Bill Clinton praises Canadian health care
Sat Aug 29, 6:37 PM
TORONTO (CBC) - A hoarse but energetic Bill Clinton told a Toronto audience that Canada is the envy of the world.
"You may want to make fun of yourselves all you want, but there are many people who would kill to live in an environment like this," the former American president said.
The former U.S. president's speech, Embracing Our Common Humanity, praised Canada's health-care system.

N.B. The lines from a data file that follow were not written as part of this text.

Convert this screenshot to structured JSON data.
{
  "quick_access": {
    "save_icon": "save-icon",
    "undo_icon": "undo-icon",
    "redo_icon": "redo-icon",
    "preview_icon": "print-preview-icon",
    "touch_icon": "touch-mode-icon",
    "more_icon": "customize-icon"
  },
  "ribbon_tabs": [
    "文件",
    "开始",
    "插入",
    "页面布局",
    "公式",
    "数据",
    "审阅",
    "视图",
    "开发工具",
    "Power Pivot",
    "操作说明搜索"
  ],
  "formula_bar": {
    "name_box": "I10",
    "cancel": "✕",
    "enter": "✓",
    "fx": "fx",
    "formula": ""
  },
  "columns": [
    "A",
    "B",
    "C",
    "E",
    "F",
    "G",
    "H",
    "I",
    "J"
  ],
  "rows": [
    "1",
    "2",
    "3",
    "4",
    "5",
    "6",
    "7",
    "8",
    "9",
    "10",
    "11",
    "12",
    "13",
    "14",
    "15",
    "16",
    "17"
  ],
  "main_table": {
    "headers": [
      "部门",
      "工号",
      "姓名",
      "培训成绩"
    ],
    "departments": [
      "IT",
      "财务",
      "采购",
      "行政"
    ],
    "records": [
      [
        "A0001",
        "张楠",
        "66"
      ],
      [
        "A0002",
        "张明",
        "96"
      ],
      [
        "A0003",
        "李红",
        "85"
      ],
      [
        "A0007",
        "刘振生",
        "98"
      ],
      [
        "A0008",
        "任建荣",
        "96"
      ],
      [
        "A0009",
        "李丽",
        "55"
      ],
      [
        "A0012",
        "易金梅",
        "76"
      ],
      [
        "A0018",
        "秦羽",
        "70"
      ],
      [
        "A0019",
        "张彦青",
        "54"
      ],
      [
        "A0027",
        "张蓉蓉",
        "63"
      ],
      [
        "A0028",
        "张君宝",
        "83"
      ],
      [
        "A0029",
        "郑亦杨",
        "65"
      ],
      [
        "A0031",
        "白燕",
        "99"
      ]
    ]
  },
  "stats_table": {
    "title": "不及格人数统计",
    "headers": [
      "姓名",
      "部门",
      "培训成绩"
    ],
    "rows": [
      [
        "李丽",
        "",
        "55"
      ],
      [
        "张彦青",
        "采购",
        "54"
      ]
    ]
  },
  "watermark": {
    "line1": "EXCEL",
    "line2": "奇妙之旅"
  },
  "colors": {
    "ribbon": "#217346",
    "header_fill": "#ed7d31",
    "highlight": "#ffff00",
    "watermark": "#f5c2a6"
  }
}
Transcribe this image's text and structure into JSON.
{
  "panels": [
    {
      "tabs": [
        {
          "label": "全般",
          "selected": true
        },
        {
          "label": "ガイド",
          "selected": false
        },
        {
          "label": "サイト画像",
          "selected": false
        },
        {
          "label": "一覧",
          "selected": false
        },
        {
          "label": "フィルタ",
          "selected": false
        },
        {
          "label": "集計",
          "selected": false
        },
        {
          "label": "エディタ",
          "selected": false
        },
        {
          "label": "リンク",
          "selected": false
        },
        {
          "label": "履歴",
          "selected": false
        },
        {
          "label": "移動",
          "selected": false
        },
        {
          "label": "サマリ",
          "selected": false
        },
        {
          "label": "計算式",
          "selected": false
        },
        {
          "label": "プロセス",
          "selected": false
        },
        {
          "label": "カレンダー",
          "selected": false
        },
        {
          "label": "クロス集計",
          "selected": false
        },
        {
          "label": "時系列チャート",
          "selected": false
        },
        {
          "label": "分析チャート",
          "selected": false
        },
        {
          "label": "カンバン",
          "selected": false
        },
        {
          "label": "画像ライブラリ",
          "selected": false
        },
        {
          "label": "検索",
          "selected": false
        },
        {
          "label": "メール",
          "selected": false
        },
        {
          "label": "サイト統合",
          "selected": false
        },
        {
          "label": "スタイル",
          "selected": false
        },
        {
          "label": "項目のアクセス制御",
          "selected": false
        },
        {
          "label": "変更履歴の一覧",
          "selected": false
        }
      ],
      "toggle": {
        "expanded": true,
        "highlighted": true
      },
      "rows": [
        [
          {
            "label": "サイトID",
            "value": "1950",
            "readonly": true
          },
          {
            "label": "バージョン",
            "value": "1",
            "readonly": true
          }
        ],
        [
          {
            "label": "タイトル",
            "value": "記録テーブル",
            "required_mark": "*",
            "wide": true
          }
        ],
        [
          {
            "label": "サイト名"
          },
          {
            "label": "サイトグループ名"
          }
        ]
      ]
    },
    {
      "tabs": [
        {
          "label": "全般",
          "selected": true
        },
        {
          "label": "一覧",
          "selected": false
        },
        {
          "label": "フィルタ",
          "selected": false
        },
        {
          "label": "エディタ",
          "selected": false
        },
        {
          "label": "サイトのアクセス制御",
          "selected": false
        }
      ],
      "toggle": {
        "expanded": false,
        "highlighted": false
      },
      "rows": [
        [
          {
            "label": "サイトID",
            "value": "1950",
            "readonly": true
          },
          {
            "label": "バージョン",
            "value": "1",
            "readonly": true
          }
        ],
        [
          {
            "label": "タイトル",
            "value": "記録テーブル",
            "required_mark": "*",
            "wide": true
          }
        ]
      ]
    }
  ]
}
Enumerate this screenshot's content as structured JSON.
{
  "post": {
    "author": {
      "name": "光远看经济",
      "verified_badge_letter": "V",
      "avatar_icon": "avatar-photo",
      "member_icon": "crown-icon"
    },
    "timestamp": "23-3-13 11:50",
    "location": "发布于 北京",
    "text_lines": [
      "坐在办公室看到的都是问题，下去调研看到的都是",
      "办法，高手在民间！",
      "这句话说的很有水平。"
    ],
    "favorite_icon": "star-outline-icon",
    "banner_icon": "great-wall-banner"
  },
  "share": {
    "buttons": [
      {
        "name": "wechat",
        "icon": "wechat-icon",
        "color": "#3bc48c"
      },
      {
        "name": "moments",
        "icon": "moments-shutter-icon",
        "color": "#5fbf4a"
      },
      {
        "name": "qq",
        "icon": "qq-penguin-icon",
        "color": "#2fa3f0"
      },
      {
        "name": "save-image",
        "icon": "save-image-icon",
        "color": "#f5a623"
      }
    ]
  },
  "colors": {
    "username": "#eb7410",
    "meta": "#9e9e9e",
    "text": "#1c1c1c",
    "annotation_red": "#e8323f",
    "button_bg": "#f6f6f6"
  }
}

He also lamented the unequal distribution of wealth and opportunities between rural northern Canadians and those who live in urban centres, calling it "a pattern repeated throughout the world."
The wise-cracking and impassioned Clinton spoke to a crowd at the Canadian National Exhibition on Saturday afternoon, only hours after attending the funeral of U.S. Sen. Ted Kennedy in Boston.
"I hope that his lifetime dream that America finally will follow Canada and every other advanced nation in the world in providing affordable health care to all of our people will pass," Clinton said of Kennedy.
Clinton expressed hope that his country will adopt a health care system where everyone gets coverage.
Using examples from town hall meetings held across the U.S., Clinton tried to explain why his country was so reluctant to change the way it delivers health care.
Clinton unsuccessfully attempted to reform the nation's healthcare 15 years ago and current U.S. President Barack Obama is trying to bring in reforms.
Clinton said that in the U.S. today, there are "incentives to keep people misinformed and full of fear."
On the issue of poverty, the former president said, "If you live in a poor country and you have no shot, chances are you have no shot because no matter how smart you are, no matter how hard you work, you don't have the systems that we take for granted."
Clinton called on his audience to contribute to fighting global poverty on an individual level, saying donating a dollar a month, or even a year, will make a difference.
Hafeez Ladha who is completing a master's degree in public health, has seen Clinton several times, and participated in several of Clinton's international AIDS projects said he was inspired by Clinton's message.
"He discussed how each individual can contribute in their own personal way towards big humanitarian causes, so even though there's certain causes that we may feel are out of our reach, he made that personal and brought it down to our level," said Ladha, 24.
Ladha credited Clinton for inspiring him to study public health.
"He's done so much for domestic society, for international society, for health care for the social benefit of the world, so it's obviously an incredible person to hear from."
Clinton spoke specifically to young people, telling them "it's better to do something you care about than something you're better at."
Tom Woods stood outside the gate, moments before the president took the stage, after driving from Ottawa to see Clinton speak.
"I think he just has a unique personality and he's respected all over the world."
But not all attendees were inspired by Clinton's words.
Adu Raudkivi of Toronto called Clinton's references to Canada and the Kyoto environmental accord vague and said he was unimpressed with the former president's speech.
"He was just making a lot of noise, not really saying anything," he said. "It would be better having a former Canadian prime minister to give their points of view to where Canada is going."
Organizers had originally intended to sell 25,000 tickets to fill BMO Field, where Clinton was speaking, but scaled down the size of the event to about 10,000 after it became clear it would not sell out.
To spur sales, organizers offered people a chance to hear Clinton speak by only paying an extra $5 on their $15 CNE admission ticket.
Still, Saturday's crowd was the largest Clinton had ever addressed in Canada, organizers said.